Required work
In how many lines of the records does the string "launch" appear? State only the number.

Data about app and page elements:
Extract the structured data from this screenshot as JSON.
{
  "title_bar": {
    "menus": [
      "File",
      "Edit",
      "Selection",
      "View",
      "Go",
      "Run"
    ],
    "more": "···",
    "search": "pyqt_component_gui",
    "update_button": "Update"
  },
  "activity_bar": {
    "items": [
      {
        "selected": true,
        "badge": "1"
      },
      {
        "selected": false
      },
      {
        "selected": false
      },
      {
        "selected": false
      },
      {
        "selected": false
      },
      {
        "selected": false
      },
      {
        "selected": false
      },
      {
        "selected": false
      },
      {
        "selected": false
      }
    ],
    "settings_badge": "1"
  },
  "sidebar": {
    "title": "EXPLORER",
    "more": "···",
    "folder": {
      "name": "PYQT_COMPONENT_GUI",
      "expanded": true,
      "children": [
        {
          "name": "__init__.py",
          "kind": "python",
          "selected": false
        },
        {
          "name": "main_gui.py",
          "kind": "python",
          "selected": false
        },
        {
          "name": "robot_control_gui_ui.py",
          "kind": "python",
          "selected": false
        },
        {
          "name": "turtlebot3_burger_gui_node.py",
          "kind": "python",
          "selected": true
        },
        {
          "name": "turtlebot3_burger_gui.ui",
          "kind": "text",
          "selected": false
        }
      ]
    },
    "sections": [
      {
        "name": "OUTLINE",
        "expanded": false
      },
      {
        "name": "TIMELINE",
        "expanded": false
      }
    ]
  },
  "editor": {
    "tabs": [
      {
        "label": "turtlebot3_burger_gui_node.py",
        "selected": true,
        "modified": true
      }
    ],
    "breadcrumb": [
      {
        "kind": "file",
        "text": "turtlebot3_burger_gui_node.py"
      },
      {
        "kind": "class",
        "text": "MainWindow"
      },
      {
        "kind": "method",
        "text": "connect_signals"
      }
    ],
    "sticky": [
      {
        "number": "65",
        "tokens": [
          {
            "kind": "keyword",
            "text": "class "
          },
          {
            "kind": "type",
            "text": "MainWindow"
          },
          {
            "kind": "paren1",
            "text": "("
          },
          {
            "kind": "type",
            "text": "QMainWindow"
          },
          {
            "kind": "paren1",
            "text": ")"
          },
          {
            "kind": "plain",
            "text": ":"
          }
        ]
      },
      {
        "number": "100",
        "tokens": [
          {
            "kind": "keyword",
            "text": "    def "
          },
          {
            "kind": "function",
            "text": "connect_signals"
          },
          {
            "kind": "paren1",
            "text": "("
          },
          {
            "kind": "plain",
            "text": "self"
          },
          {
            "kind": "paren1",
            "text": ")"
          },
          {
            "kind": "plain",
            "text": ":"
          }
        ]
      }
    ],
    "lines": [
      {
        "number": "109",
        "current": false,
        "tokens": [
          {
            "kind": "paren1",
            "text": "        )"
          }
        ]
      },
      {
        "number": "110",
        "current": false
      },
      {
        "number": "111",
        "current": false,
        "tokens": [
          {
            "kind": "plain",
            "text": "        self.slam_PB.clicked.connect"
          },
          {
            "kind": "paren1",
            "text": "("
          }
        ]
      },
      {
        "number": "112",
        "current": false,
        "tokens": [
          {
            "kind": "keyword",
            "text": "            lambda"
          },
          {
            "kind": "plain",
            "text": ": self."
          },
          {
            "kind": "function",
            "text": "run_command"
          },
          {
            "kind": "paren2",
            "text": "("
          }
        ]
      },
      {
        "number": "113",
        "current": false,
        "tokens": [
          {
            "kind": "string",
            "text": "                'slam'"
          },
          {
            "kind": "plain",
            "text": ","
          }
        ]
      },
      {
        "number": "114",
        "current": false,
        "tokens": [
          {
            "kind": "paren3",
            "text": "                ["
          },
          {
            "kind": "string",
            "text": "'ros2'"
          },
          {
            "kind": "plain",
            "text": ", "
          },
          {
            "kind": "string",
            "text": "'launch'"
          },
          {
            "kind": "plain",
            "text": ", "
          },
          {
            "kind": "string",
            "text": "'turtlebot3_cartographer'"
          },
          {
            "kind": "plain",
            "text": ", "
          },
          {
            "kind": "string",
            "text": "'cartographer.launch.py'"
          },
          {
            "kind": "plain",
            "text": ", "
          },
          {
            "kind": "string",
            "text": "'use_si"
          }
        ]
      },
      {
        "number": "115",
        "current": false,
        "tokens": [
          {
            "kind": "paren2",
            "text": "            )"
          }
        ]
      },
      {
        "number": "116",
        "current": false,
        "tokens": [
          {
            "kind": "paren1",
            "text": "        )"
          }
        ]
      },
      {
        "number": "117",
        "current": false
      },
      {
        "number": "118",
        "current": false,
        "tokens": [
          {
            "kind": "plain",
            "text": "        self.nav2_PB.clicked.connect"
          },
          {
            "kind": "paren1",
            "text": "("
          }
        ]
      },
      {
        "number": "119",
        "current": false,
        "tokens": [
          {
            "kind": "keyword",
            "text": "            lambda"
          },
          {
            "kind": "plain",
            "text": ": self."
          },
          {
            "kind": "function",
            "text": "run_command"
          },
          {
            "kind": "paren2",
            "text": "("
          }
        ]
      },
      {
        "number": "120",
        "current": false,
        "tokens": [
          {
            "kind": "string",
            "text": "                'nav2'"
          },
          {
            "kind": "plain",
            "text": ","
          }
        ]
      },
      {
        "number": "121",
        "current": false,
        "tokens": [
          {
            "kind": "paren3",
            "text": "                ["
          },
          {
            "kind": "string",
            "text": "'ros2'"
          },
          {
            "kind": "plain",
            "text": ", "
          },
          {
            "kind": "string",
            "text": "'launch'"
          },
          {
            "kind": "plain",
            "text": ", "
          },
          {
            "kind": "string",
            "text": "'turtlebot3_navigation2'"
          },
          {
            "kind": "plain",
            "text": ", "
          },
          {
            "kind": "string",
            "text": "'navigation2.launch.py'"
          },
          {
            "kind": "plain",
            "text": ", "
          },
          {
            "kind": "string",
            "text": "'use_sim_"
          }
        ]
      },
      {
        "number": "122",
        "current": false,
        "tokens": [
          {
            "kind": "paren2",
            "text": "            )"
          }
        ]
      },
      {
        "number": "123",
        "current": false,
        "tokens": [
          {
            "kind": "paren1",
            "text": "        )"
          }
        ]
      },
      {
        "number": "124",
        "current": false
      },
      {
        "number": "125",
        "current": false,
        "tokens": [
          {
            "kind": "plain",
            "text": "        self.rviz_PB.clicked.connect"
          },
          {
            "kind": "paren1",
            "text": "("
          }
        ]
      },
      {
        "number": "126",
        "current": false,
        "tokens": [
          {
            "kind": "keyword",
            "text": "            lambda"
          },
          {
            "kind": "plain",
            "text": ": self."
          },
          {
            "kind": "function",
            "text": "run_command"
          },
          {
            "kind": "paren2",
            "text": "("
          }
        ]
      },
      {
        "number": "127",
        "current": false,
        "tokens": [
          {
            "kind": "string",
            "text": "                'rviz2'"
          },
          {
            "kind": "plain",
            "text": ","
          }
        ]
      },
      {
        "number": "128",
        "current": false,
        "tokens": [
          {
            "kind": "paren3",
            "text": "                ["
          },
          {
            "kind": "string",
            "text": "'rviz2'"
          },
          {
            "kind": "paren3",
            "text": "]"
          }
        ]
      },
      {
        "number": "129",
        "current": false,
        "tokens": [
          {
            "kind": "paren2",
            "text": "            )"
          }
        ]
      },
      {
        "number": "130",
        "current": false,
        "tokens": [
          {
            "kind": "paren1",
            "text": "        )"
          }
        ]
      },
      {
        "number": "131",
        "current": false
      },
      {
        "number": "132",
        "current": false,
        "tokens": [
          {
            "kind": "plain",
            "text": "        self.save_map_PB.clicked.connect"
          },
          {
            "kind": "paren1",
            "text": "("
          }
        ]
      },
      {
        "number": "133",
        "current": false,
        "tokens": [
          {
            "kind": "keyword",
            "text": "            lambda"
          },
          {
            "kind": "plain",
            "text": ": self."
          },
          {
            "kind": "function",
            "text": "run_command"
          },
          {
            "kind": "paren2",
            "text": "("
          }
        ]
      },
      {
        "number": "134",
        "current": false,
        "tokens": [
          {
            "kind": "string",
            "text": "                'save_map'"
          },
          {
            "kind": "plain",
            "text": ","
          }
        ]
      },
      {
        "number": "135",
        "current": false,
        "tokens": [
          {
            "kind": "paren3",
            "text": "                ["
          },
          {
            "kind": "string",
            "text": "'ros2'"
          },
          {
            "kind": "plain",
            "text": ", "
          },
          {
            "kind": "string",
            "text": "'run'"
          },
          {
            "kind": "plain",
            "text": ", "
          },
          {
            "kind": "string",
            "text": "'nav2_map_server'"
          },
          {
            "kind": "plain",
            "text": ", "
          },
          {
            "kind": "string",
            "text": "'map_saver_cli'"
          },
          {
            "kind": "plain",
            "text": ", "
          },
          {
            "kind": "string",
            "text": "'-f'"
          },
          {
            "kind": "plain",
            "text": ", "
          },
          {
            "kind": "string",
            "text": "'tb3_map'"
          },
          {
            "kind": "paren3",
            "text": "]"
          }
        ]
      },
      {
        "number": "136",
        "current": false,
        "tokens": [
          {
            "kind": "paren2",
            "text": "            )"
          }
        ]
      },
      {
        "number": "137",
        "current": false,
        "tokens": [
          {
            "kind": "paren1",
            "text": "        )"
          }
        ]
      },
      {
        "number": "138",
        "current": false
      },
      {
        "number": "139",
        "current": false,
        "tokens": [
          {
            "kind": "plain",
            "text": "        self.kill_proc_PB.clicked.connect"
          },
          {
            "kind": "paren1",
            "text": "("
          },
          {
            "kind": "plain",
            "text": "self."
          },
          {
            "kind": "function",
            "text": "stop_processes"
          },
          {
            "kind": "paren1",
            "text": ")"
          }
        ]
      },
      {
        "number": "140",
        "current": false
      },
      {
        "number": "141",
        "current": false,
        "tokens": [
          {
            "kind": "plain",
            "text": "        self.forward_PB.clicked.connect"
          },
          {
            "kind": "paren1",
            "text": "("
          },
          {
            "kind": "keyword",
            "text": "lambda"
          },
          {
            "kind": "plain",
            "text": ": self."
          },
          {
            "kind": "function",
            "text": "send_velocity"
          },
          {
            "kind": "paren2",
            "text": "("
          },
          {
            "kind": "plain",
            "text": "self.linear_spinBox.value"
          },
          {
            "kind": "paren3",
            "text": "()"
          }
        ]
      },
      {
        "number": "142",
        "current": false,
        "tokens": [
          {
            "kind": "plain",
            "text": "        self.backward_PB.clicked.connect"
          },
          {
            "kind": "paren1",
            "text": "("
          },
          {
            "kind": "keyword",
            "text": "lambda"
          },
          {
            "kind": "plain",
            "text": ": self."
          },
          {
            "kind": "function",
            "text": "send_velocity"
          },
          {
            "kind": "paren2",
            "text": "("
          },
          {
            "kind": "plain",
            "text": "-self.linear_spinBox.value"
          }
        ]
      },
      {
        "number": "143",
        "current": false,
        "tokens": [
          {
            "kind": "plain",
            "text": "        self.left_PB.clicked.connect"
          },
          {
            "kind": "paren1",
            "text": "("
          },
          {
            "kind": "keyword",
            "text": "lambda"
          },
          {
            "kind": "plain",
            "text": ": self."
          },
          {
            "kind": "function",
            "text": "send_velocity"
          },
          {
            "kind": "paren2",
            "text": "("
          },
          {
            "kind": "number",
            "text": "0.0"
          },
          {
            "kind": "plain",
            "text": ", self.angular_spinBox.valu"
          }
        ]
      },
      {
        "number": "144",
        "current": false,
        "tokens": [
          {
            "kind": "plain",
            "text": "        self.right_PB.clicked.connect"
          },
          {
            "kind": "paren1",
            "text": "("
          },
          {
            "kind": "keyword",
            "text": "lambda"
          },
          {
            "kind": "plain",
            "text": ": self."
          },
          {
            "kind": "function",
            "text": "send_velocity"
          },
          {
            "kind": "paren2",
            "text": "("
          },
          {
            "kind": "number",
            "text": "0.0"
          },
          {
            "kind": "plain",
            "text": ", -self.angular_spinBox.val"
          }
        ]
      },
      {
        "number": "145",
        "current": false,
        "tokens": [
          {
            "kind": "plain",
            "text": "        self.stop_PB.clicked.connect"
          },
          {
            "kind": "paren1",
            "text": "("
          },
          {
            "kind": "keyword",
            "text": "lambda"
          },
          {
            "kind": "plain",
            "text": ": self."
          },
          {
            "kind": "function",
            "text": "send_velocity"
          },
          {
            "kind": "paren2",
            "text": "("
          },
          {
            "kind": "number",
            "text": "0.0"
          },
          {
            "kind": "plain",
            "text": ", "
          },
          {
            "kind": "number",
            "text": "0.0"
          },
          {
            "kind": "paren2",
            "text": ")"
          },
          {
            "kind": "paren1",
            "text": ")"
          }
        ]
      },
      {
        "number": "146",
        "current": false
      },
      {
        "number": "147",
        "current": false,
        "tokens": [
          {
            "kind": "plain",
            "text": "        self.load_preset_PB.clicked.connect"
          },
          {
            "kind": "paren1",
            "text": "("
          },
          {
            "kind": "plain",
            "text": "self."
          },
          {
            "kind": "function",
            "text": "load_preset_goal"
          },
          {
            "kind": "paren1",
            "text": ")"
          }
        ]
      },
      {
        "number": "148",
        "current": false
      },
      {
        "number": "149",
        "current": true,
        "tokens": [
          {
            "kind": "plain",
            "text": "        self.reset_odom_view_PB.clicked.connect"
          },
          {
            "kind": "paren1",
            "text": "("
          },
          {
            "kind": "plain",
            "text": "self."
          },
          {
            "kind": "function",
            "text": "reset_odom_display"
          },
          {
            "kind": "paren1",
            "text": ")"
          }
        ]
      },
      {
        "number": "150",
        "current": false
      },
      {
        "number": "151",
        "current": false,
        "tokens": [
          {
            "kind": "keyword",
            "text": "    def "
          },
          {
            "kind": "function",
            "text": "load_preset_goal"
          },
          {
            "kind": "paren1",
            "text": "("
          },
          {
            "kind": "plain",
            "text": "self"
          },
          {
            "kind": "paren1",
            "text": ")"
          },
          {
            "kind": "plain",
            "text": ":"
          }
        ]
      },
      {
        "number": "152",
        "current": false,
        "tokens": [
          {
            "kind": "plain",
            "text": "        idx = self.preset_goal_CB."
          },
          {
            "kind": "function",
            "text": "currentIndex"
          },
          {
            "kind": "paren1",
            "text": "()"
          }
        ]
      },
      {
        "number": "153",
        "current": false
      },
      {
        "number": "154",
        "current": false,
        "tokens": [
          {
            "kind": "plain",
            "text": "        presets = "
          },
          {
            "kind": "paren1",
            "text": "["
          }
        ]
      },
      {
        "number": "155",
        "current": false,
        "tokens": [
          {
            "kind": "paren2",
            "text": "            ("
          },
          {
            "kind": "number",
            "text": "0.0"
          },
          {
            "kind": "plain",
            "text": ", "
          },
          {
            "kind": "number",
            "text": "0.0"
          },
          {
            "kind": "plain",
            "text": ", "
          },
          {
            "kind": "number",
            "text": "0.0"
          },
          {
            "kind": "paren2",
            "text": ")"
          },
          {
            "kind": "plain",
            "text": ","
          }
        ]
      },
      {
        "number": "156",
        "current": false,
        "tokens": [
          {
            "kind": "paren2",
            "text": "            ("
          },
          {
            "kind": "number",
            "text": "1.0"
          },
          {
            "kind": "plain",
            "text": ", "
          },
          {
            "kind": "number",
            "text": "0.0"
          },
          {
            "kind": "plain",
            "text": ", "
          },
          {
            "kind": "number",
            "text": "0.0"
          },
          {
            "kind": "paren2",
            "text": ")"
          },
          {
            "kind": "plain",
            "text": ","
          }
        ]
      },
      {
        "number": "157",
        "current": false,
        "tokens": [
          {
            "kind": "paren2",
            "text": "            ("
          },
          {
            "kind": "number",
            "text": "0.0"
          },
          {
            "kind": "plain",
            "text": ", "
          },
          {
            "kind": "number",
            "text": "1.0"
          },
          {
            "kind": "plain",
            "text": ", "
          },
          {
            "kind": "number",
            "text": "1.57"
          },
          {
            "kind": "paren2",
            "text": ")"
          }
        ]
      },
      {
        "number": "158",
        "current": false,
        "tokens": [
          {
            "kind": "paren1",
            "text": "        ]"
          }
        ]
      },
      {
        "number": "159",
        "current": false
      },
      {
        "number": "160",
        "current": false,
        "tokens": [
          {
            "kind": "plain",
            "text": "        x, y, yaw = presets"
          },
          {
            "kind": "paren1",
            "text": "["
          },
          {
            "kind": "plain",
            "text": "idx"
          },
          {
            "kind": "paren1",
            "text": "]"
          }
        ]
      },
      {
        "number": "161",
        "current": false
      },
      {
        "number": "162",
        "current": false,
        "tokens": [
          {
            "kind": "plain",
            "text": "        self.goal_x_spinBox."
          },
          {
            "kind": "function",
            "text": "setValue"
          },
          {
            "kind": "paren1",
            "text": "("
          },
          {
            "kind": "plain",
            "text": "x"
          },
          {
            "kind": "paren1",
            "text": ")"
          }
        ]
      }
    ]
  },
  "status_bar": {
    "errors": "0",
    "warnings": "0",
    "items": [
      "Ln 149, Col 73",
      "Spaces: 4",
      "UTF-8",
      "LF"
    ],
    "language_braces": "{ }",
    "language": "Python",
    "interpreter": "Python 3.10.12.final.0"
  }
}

Response
4